In December 2012, the Museum of Modern Art in New York City featured an interactive art installation by Philip Worthington called “Shadow Monsters“. The exhibit was created using a computer, a camera, two projectors, a light box, and some clever software. When visitors stepped in front of the light box, their shadows were magically transformed into creatures that were brought to life through sound and animation.
Photographer Joseph O. Holmes saw the unique exhibition as a photo project opportunity. However, instead of photographing the resulting monsters, he decided to turn the camera on the participants themselves, capturing their monster-making activities as a series of silhouettes. Read more…
German photographer Michael Wesely has spent decades working on techniques for extremely long camera exposures — usually between two to three years. In the mid-1990s, he began using the technique to document urban development over time, capturing years of building projects in single frames. In 1997, he focused his cameras on the rebuilding of Potsdamer Platz in Berlin, and in 2001 he began photographing the Museum of Modern Art’s ambitious renovation project. He uses filters and extremely small apertures to reduce the amount of light striking the film, creating unique images that capture both space and time. Read more…
The MoMA Store used to sell these nifty salt and pepper shakers made from 35mm film canisters for $35 a pop. You might not want to make your own though — we hear you shouldn’t keep any food products inside used canisters because film rolls leak poisonous chemicals that can’t be washed out. Shucks.

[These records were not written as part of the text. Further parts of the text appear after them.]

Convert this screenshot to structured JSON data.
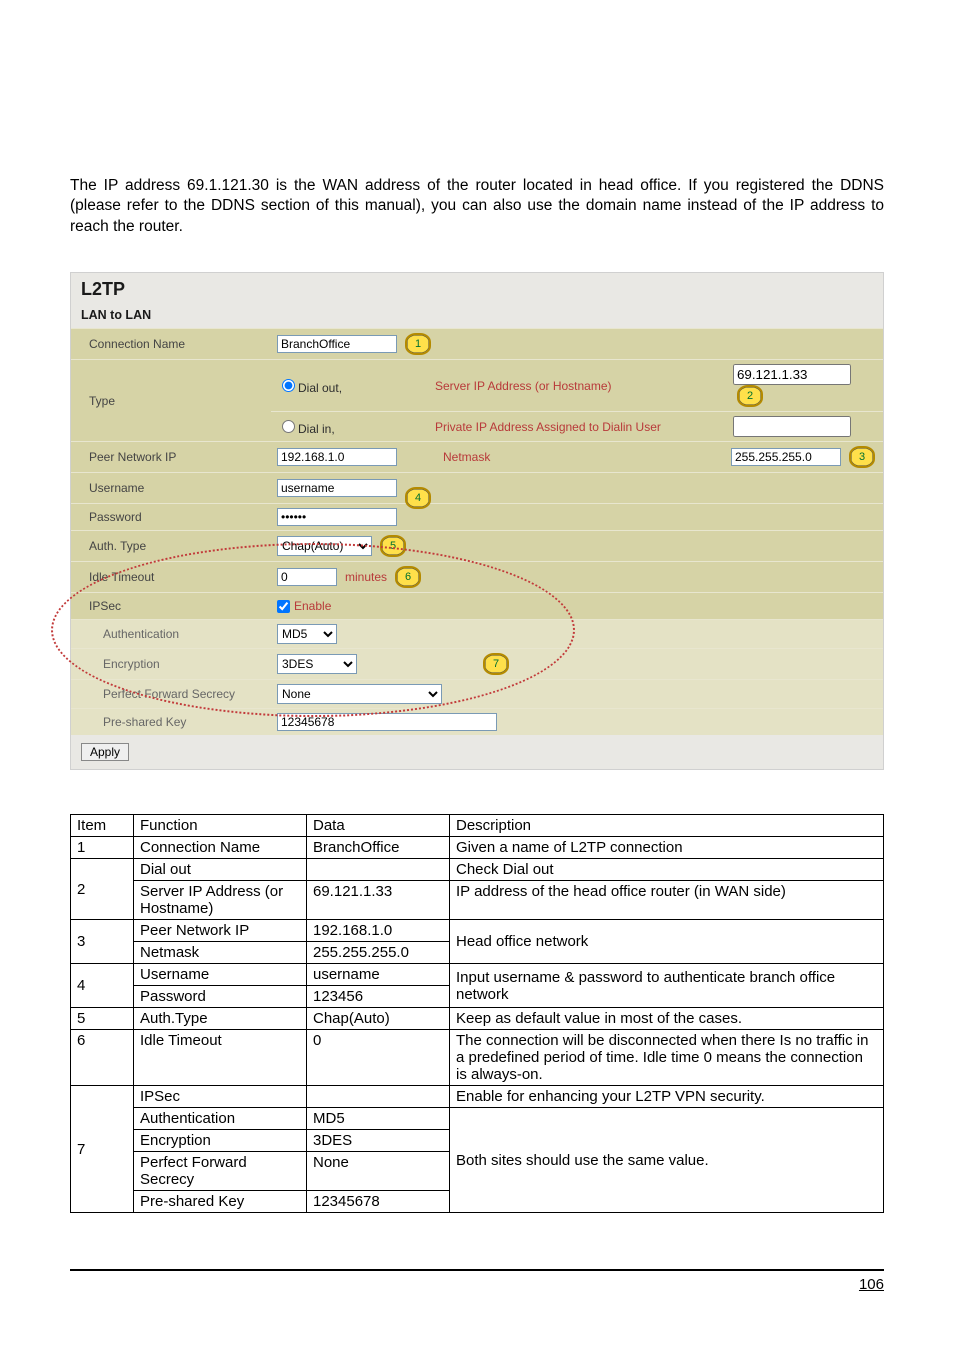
{
  "intro": "The IP address 69.1.121.30 is the WAN address of the router located in head office. If you registered the DDNS (please refer to the DDNS section of this manual), you can also use the domain name instead of the IP address to reach the router.",
  "panel": {
    "title": "L2TP",
    "subtitle": "LAN to LAN",
    "rows": {
      "connection_name_label": "Connection Name",
      "connection_name_value": "BranchOffice",
      "type_label": "Type",
      "dial_out_label": "Dial out,",
      "dial_in_label": "Dial in,",
      "server_ip_label": "Server IP Address (or Hostname)",
      "server_ip_value": "69.121.1.33",
      "private_ip_label": "Private IP Address Assigned to Dialin User",
      "private_ip_value": "",
      "peer_label": "Peer Network IP",
      "peer_value": "192.168.1.0",
      "netmask_label": "Netmask",
      "netmask_value": "255.255.255.0",
      "username_label": "Username",
      "username_value": "username",
      "password_label": "Password",
      "password_value": "••••••",
      "auth_label": "Auth. Type",
      "auth_value": "Chap(Auto)",
      "idle_label": "Idle Timeout",
      "idle_value": "0",
      "idle_unit": "minutes",
      "ipsec_label": "IPSec",
      "ipsec_enable": "Enable",
      "authn_label": "Authentication",
      "authn_value": "MD5",
      "enc_label": "Encryption",
      "enc_value": "3DES",
      "pfs_label": "Perfect Forward Secrecy",
      "pfs_value": "None",
      "psk_label": "Pre-shared Key",
      "psk_value": "12345678",
      "apply": "Apply"
    }
  },
  "callouts": {
    "c1": "1",
    "c2": "2",
    "c3": "3",
    "c4": "4",
    "c5": "5",
    "c6": "6",
    "c7": "7"
  },
  "ref_header": {
    "item": "Item",
    "function": "Function",
    "data": "Data",
    "desc": "Description"
  },
  "ref": [
    {
      "n": "1",
      "f": "Connection Name",
      "d": "BranchOffice",
      "desc": "Given a name of L2TP connection"
    },
    {
      "n": "",
      "f": "Dial out",
      "d": "",
      "desc": "Check Dial out",
      "rs": "2"
    },
    {
      "n": "2",
      "f": "Server IP Address (or Hostname)",
      "d": "69.121.1.33",
      "desc": "IP address of the head office router (in WAN side)"
    },
    {
      "n": "",
      "f": "Peer Network IP",
      "d": "192.168.1.0",
      "desc": "Head office network",
      "rs": "3"
    },
    {
      "n": "3",
      "f": "Netmask",
      "d": "255.255.255.0",
      "desc": ""
    },
    {
      "n": "",
      "f": "Username",
      "d": "username",
      "desc": "Input username & password to authenticate branch office network",
      "rs": "4"
    },
    {
      "n": "4",
      "f": "Password",
      "d": "123456",
      "desc": ""
    },
    {
      "n": "5",
      "f": "Auth.Type",
      "d": "Chap(Auto)",
      "desc": "Keep as default value in most of the cases."
    },
    {
      "n": "6",
      "f": "Idle Timeout",
      "d": "0",
      "desc": "The connection will be disconnected when there Is no traffic in a predefined period of time.  Idle time 0 means the connection is always-on."
    },
    {
      "n": "",
      "f": "IPSec",
      "d": "",
      "desc": "Enable for enhancing your L2TP VPN security."
    },
    {
      "n": "",
      "f": "Authentication",
      "d": "MD5",
      "desc": "Both sites should use the same value.",
      "rs": "7"
    },
    {
      "n": "7",
      "f": "Encryption",
      "d": "3DES",
      "desc": ""
    },
    {
      "n": "",
      "f": "Perfect Forward Secrecy",
      "d": "None",
      "desc": ""
    },
    {
      "n": "",
      "f": "Pre-shared Key",
      "d": "12345678",
      "desc": ""
    }
  ],
  "page_number": "106"
}
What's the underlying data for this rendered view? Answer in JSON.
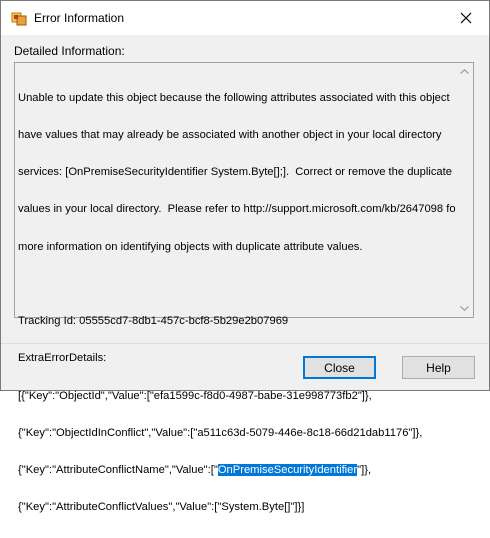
{
  "window": {
    "title": "Error Information",
    "close_icon": "close-icon"
  },
  "detail_label": "Detailed Information:",
  "message": {
    "lines_before": [
      "Unable to update this object because the following attributes associated with this object",
      "have values that may already be associated with another object in your local directory",
      "services: [OnPremiseSecurityIdentifier System.Byte[];].  Correct or remove the duplicate",
      "values in your local directory.  Please refer to http://support.microsoft.com/kb/2647098 for",
      "more information on identifying objects with duplicate attribute values.",
      "",
      "Tracking Id: 05555cd7-8db1-457c-bcf8-5b29e2b07969",
      "ExtraErrorDetails:",
      "[{\"Key\":\"ObjectId\",\"Value\":[\"efa1599c-f8d0-4987-babe-31e998773fb2\"]},",
      "{\"Key\":\"ObjectIdInConflict\",\"Value\":[\"a511c63d-5079-446e-8c18-66d21dab1176\"]},"
    ],
    "sel_prefix": "{\"Key\":\"AttributeConflictName\",\"Value\":[\"",
    "sel_text": "OnPremiseSecurityIdentifier",
    "sel_suffix": "\"]},",
    "last_line": "{\"Key\":\"AttributeConflictValues\",\"Value\":[\"System.Byte[]\"]}]"
  },
  "buttons": {
    "close": "Close",
    "help": "Help"
  }
}
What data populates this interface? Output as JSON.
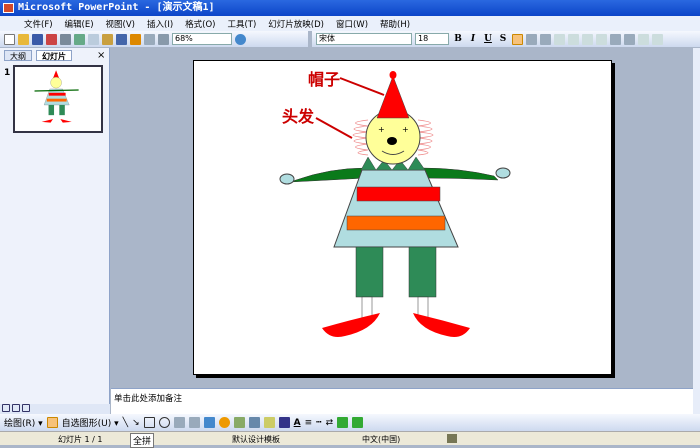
{
  "window": {
    "title": "Microsoft PowerPoint - [演示文稿1]"
  },
  "menu": [
    "文件(F)",
    "编辑(E)",
    "视图(V)",
    "插入(I)",
    "格式(O)",
    "工具(T)",
    "幻灯片放映(D)",
    "窗口(W)",
    "帮助(H)"
  ],
  "toolbar": {
    "zoom": "68%",
    "font": "宋体",
    "font_size": "18",
    "bold": "B",
    "italic": "I",
    "underline": "U",
    "shadow": "S"
  },
  "left_panel": {
    "tabs": [
      "大纲",
      "幻灯片"
    ],
    "close": "×",
    "slide_number": "1"
  },
  "slide": {
    "label_hat": "帽子",
    "label_hair": "头发"
  },
  "notes": {
    "placeholder": "单击此处添加备注"
  },
  "drawing_toolbar": {
    "draw": "绘图(R) ▾",
    "autoshapes": "自选图形(U) ▾"
  },
  "status": {
    "slide": "幻灯片 1 / 1",
    "ime": "全拼",
    "template": "默认设计模板",
    "language": "中文(中国)"
  },
  "colors": {
    "accent": "#0c45c8",
    "hat": "#ff0000",
    "body": "#b0dde0",
    "pants": "#2e8b57"
  }
}
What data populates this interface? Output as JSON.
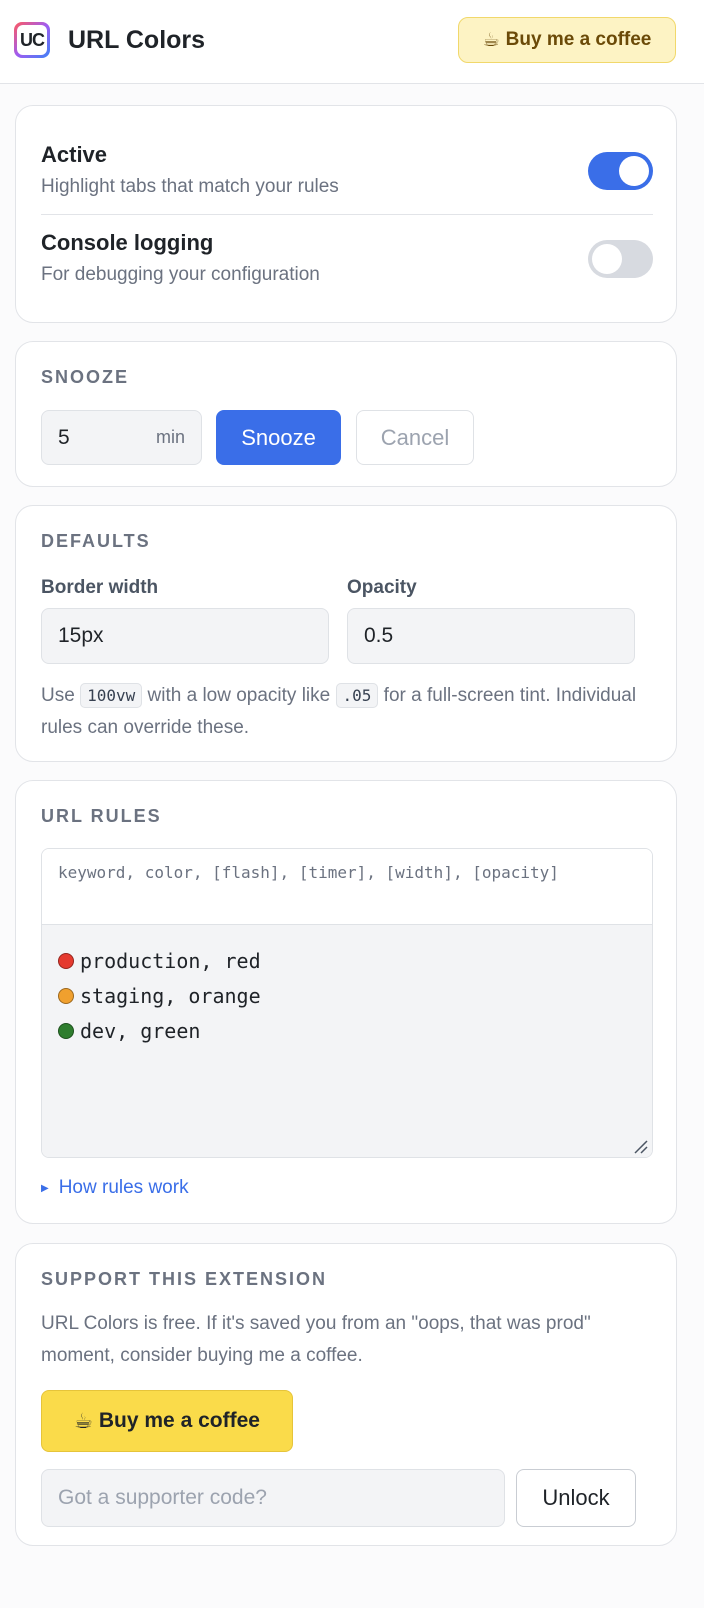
{
  "header": {
    "logo_text": "UC",
    "title": "URL Colors",
    "coffee_emoji": "☕",
    "coffee_label": "Buy me a coffee"
  },
  "toggles": [
    {
      "title": "Active",
      "subtitle": "Highlight tabs that match your rules",
      "on": true
    },
    {
      "title": "Console logging",
      "subtitle": "For debugging your configuration",
      "on": false
    }
  ],
  "snooze": {
    "heading": "SNOOZE",
    "minutes_value": "5",
    "unit": "min",
    "snooze_label": "Snooze",
    "cancel_label": "Cancel"
  },
  "defaults": {
    "heading": "DEFAULTS",
    "border_width_label": "Border width",
    "border_width_value": "15px",
    "opacity_label": "Opacity",
    "opacity_value": "0.5",
    "hint_prefix": "Use ",
    "hint_code_1": "100vw",
    "hint_mid": " with a low opacity like ",
    "hint_code_2": ".05",
    "hint_suffix": " for a full-screen tint. Individual rules can override these."
  },
  "rules": {
    "heading": "URL RULES",
    "format_hint": "keyword, color, [flash], [timer], [width], [opacity]",
    "items": [
      {
        "text": "production, red",
        "color": "#e53a2f"
      },
      {
        "text": "staging, orange",
        "color": "#f0a02e"
      },
      {
        "text": "dev, green",
        "color": "#2e7d2e"
      }
    ],
    "how_link": "How rules work"
  },
  "support": {
    "heading": "SUPPORT THIS EXTENSION",
    "text": "URL Colors is free. If it's saved you from an \"oops, that was prod\" moment, consider buying me a coffee.",
    "coffee_emoji": "☕",
    "coffee_label": "Buy me a coffee",
    "code_placeholder": "Got a supporter code?",
    "unlock_label": "Unlock"
  },
  "colors": {
    "accent": "#3a6ee8",
    "coffee_yellow": "#fadb4a",
    "coffee_light": "#fdf3c4"
  }
}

There’s some serious artiness going on over at MoMA. Artist Marina Abramović has a new performance called “The Artist is Present” that involves her sitting silently across from museum visitors. The show runs from March 14 to May 31 and, with the exception of a few days, Abramović sits from before the museum opens and continuously through when the museum closes. MoMa also provides a live stream of her performing.
So how does this have anything to do with photography? Photographer Marco Anelli has been creating portraits of the participants for MoMa and uploading them to a MoMA set on Flickr. Below each portrait is also the length of time that person sat in front of Marina. At the time of this writing, there have been 759 fascinating portraits uploaded.
Most people participating sit in front of Abramović for anywhere from a few minutes to an hour. One woman sat there for a whopping six and a half hours.
There’s also a good number of people with teary eyes, whether from the stress of sitting and staring, or from being moved emotionally somehow through the performance:
Wikipedia has a description of a previous performance Abramović did with her ex-boyfriend Ulay (who happens to be the man crying above in the upper left hand corner pictured here):
To create this “Death self,” the two performers devised a piece in which they connected their mouths and took in each other’s exhaled breaths until they had used up all of the available oxygen. Seventeen minutes after the beginning of the performance they both fell to the floor unconscious, their lungs having filled with carbon dioxide. This personal piece explored the idea of an individual’s ability to absorb the life of another person, exchanging and destroying it.
For more on this performance, check out Jason Kottke’s coverage in which he documents interesting happenings (including an appearance by Lou Reed).